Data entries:
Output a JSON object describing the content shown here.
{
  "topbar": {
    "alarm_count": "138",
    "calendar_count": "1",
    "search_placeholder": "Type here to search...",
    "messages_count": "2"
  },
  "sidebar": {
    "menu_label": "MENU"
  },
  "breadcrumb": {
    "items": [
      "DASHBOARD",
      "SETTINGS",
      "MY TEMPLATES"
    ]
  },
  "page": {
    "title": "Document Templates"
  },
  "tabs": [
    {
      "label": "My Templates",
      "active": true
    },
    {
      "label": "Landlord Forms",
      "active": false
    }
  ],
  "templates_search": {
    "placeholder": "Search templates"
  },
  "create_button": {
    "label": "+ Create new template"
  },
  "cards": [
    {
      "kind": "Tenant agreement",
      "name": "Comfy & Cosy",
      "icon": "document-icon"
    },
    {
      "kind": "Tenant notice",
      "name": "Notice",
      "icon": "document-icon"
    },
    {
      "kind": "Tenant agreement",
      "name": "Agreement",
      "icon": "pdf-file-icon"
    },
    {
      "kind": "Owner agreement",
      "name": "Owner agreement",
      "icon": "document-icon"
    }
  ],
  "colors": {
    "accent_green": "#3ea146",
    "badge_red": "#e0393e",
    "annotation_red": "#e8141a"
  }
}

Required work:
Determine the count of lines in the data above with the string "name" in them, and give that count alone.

Solution to this task:
4